These are the words of the Teacher, King David’s son, who ruled in Jerusalem. “Everything is meaningless,” says the Teacher, “completely meaningless!”
What do people get for all their hard work under the sun? Generations come and generations go, but the earth never changes. The sun rises and the sun sets, then hurries around to rise again. The wind blows south, and then turns north. Around and around it goes, blowing in circles. Rivers run into the sea, but the sea is never full. Then the water returns again to the rivers and flows out again to the sea. Everything is wearisome beyond description. No matter how much we see, we are never satisfied. No matter how much we hear, we are not content. (NLT)
If you feel like a bit of cheering up, perhaps choose another book of the Bible to start your day! The writer of this book is not of the type who figures we all need to powder our face with sunshine and put on a great big smile.
Then again, it is unfair to accuse him of being all doom and gloom. The writer is likely Solomon, who was reflecting on the illusory nature of so much of what we value. Power, wealth, success, popularity. He reckoned none of these in and of themselves made life meaningful. In thinking like this, he is neither an optimist nor a pessimist. He is a biblical realist.
Our temperaments determine how much optimism and pessimism shape our characters. Our upbringing can determine how we see things. Optimists and pessimists are not lying when they report how they see the facts in front of them. Each sees different aspects. As the old saying goes, the optimist sees the doughnut whereas the pessimist sees the hole!
Hope 103.2 is proudly supported by
Optimists proclaim that we live in the best of all possible worlds. Pessimists fear that this is true! Each has a point. Followers of Jesus are to rejoice in the good things of this world and yet mourn over its brokenness. We value ourselves and others as worthwhile human beings while at the same time being deeply aware of how we fall short of who we were made to be.
We define ourselves not by optimism or pessimism but by hope.
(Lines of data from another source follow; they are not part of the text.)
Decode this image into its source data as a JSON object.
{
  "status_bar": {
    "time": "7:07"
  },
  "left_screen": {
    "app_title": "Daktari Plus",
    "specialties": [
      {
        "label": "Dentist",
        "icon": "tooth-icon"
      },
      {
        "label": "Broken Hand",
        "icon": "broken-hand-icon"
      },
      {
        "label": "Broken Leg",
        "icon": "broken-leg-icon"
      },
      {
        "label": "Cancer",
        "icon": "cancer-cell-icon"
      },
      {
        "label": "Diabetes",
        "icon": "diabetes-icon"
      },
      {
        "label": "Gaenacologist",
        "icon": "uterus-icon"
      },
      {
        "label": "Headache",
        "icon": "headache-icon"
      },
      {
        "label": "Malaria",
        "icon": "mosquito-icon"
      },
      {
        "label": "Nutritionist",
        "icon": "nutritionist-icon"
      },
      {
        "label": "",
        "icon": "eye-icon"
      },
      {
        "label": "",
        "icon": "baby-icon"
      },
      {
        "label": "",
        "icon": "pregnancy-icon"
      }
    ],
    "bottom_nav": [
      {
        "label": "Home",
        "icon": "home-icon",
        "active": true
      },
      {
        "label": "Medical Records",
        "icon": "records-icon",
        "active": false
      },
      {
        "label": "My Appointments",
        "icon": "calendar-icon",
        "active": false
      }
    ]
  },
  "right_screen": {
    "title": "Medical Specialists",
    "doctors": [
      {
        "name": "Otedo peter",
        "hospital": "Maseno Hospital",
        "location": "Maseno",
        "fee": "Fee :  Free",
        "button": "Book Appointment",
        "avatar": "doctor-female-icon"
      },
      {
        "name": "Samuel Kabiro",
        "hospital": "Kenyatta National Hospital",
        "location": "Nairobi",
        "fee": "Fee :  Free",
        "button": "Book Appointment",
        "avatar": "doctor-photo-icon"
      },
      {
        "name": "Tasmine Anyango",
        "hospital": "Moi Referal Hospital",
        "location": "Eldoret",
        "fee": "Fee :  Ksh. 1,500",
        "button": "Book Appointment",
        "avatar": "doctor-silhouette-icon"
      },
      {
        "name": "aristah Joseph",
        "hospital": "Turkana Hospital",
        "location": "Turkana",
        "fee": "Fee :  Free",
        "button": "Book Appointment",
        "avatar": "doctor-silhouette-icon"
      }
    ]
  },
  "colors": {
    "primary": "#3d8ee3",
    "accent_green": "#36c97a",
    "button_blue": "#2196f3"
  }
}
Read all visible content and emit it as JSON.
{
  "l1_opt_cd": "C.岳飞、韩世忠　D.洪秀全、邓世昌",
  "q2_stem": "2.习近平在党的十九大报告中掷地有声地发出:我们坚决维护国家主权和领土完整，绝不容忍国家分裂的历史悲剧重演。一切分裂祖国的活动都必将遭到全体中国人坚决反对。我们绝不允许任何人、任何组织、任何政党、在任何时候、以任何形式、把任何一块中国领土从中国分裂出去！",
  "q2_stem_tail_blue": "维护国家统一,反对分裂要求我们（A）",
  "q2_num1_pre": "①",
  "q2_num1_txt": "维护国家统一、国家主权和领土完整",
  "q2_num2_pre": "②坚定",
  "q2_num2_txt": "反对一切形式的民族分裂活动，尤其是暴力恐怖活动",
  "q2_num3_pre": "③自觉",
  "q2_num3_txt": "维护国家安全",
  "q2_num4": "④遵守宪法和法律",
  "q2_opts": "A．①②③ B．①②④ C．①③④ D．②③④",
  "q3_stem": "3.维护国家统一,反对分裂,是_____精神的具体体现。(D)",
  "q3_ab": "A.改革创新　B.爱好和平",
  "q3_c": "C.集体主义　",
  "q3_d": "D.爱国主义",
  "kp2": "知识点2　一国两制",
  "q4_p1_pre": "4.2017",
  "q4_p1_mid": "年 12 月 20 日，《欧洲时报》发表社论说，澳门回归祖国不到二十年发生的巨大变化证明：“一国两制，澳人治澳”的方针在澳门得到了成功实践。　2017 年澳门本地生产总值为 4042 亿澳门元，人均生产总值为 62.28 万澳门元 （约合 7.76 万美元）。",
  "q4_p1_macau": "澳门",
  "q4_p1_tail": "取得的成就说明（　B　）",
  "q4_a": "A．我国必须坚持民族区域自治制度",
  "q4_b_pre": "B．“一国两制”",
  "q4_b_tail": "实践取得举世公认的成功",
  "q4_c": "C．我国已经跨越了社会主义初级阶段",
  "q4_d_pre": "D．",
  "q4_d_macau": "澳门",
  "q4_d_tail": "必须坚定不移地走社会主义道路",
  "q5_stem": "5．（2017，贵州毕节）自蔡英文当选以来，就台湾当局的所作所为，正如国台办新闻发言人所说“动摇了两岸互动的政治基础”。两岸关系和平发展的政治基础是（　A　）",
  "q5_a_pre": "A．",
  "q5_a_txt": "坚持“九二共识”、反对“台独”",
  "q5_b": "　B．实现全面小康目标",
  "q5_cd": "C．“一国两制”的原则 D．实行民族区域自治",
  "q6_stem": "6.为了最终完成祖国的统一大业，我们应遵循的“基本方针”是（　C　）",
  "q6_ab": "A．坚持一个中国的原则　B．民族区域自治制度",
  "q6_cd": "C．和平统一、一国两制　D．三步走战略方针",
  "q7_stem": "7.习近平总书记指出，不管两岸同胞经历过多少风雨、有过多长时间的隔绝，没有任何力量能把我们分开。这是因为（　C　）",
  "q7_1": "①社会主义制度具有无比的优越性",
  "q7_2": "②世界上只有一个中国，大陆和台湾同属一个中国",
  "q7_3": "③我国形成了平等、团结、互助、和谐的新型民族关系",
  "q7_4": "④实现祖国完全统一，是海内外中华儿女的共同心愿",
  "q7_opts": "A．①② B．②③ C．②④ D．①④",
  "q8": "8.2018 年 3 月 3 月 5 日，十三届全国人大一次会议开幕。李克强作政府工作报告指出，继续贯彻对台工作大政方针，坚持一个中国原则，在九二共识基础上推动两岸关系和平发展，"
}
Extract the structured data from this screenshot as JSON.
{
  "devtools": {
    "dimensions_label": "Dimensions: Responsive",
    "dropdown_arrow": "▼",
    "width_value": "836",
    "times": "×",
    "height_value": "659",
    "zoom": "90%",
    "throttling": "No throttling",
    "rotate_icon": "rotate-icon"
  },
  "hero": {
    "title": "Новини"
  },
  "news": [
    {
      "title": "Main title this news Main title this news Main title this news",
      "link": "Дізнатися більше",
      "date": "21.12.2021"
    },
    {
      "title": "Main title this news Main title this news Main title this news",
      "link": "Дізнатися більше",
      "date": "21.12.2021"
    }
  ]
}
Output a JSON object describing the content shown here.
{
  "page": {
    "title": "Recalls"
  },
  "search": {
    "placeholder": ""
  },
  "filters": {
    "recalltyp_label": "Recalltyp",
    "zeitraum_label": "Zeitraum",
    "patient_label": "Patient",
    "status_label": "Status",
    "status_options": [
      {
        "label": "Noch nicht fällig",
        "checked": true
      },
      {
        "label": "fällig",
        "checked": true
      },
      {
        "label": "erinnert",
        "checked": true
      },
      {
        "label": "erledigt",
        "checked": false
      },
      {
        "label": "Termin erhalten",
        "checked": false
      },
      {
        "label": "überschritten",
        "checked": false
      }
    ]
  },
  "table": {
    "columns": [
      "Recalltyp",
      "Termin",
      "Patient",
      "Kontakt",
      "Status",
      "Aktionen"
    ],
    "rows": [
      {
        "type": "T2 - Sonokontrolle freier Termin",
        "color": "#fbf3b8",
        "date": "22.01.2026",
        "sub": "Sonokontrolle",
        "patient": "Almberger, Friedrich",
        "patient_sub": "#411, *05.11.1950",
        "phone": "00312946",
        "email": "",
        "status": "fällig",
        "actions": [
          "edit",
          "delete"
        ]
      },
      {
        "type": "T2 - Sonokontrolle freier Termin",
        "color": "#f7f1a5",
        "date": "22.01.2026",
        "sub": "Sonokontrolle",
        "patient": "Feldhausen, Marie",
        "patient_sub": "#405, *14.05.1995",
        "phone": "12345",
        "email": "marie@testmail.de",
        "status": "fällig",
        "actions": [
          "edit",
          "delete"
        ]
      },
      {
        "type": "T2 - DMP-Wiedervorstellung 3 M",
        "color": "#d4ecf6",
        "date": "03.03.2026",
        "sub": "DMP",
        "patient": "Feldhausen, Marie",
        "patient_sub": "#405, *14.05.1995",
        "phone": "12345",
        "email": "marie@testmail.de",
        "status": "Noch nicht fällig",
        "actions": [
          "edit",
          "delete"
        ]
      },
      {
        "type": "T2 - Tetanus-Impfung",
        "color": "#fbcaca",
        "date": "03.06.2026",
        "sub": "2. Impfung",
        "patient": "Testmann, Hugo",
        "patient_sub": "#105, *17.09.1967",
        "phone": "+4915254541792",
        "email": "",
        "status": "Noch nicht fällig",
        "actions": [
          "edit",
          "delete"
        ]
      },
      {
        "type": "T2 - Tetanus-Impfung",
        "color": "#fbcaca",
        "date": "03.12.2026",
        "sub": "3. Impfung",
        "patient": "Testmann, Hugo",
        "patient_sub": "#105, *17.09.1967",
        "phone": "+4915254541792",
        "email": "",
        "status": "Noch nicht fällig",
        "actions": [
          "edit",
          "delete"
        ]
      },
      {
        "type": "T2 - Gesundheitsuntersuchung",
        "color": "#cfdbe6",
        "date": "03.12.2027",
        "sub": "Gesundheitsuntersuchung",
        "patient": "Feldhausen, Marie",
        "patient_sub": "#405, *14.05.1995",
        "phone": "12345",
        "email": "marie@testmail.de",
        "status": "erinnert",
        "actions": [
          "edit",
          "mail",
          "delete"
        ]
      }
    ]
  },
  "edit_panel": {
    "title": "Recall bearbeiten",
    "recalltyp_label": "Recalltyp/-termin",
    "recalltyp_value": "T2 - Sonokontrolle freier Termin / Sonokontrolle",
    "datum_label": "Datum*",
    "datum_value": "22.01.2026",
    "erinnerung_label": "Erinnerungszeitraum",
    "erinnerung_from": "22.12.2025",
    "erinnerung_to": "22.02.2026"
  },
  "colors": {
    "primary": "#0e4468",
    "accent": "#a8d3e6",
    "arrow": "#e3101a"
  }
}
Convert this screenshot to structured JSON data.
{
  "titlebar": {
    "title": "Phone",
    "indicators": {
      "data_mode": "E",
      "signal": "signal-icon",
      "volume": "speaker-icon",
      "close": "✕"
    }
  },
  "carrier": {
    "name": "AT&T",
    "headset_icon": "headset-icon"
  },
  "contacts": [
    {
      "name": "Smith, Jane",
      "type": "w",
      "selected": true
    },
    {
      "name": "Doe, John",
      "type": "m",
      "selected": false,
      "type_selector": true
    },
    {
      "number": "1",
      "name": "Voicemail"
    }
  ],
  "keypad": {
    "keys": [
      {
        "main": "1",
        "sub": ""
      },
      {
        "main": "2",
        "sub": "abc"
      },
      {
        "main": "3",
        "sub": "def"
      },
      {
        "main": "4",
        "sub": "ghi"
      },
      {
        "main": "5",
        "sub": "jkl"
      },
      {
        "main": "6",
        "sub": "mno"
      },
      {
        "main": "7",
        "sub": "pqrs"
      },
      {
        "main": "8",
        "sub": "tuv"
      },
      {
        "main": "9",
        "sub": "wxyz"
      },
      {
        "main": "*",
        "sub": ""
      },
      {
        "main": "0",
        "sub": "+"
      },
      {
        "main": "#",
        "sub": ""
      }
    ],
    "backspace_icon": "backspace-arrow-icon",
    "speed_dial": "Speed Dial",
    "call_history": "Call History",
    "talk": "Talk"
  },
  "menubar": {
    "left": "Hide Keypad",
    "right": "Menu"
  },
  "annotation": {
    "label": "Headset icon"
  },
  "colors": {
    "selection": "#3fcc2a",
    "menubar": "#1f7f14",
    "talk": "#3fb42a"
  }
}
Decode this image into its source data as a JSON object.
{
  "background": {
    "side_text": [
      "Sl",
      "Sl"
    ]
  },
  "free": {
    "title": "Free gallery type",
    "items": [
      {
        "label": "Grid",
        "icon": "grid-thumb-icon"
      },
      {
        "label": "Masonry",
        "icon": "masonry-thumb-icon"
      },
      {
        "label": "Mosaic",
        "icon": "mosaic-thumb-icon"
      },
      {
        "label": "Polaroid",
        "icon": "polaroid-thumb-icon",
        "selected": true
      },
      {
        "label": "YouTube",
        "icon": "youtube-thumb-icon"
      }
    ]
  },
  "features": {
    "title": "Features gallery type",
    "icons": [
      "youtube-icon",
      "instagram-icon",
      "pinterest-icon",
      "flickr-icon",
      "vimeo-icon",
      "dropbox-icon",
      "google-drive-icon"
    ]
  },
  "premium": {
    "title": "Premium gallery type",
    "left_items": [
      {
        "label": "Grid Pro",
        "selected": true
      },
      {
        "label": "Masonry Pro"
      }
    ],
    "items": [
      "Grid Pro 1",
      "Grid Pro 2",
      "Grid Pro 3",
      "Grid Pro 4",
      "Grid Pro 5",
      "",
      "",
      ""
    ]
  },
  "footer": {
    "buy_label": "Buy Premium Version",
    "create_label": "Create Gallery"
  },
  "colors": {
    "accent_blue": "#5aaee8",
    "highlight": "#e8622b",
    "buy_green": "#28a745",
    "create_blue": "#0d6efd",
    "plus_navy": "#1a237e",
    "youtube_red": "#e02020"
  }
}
And hope suggests that we have a bright future even as there are shadows over our present.